Clark: If your plan is terminated or no longer participating in Medicare you are entitled to a Special Enrollment Period (SEP), and have until February 28 to choose a new plan. Your new coverage will begin the first of the month after you enroll. If you would like your coverage to begin on January 1, then you must enroll in your new plan by December 31.

If you do not choose a new plan, you will automatically be enrolled in Original Medicare (if your Medicare Advantage plan is terminating) or you will lose drug coverage (if your drug plan is terminating).

Note, however, that if you were in a Medicare Advantage plan with prescription drug coverage that terminated and choose Original Medicare or allow yourself to be automatically enrolled in Original Medicare, you must also choose a Part D plan or else you may lose drug coverage.

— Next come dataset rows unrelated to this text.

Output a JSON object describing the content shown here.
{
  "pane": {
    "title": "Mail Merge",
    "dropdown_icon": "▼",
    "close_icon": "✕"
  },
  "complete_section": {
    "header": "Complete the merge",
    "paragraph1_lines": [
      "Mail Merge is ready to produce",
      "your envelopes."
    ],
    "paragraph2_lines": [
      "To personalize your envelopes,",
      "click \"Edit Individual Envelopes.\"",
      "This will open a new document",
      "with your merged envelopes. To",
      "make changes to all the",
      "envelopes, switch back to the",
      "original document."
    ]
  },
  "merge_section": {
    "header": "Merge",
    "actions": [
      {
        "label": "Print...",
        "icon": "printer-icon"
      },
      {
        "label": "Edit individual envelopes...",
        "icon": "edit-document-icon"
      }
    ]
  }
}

Boomer: What if I am still working and have insurance do I need to enroll at age 65?  Can I get a policy in the marketplace if I have Medicare?

Clark: If you have health coverage through your or your spouse’s current employer you should talk to the employer when you become eligible for Mediare to see how the employer insurance will work with Medicare.

If there are 20 or more employees at the company where you or your spouse works, then the employer health insurance is primary—some people choose not to take Part B when they become eligible and have primary coverage through an employer.

If there are fewer than 20 employees at the company where you or your spouse currently work, Medicare is your primary coverage. You should not delay enrollment into Part B. If you decline Part B, you will have no primary insurance, which is usually like having no insurance at all.

In either case, if you have insurance from a current employer you qualify for a Special Enrollment Period. During this period, you can enroll in Part B without penalty. This Special Enrollment Period allows you to enroll in Part B at anytime while you or your spouse are still working and for up to eight months after you lose your employer coverage or stop working.

It is important to remember that COBRA and retiree insurance are not considered current employer insurance and you will not have a Special Enrollment Period if you have COBRA or retiree insurance. If you have COBRA or retiree insurance and delay enrollment in Part B you may have to pay a penalty when go to sign up.

If your work status changes Medicare may change how it works with your employer insurance. Examples of changes in work status include retiring and taking COBRA. You should also call Social Security when your work status changes.

If you already have Medicare, you should not enroll in a Marketplace plan.

There are many reasons it is not a good idea to take a Marketplace Qualified Health Plan (QHP) over Medicare:

  1. It is illegal for someone to sell you a QHP if they know you have Medicare.
  2. You are not eligible for any tax credits to help pay for QHP premiums, and full QHP premiums are more costly than your Medicare, Medigap or Part D premiums.
  3. There is no guarantee that a QHP will pay for your health costs if you drop Medicare to take a QHP. In many cases, when someone is eligible for Medicare but does not have it, the insurance they do have can refuse to cover most if not all of their health care costs. This means that you may have little or no coverage if you rely on a QHP for health coverage.

Be aware that Medicare Advantage plans, Medigap supplemental policies and stand-alone Part D plans will not be sold through the Marketplaces.

Open Enrollment for the Marketplaces overlaps with Medicare Fall Open Enrollment. These enrollment periods are not the same. People with Medicare should use the Fall Open Enrollment Period (October 15-December 7) to review how they get their Medicare and make any changes to their coverage for next year.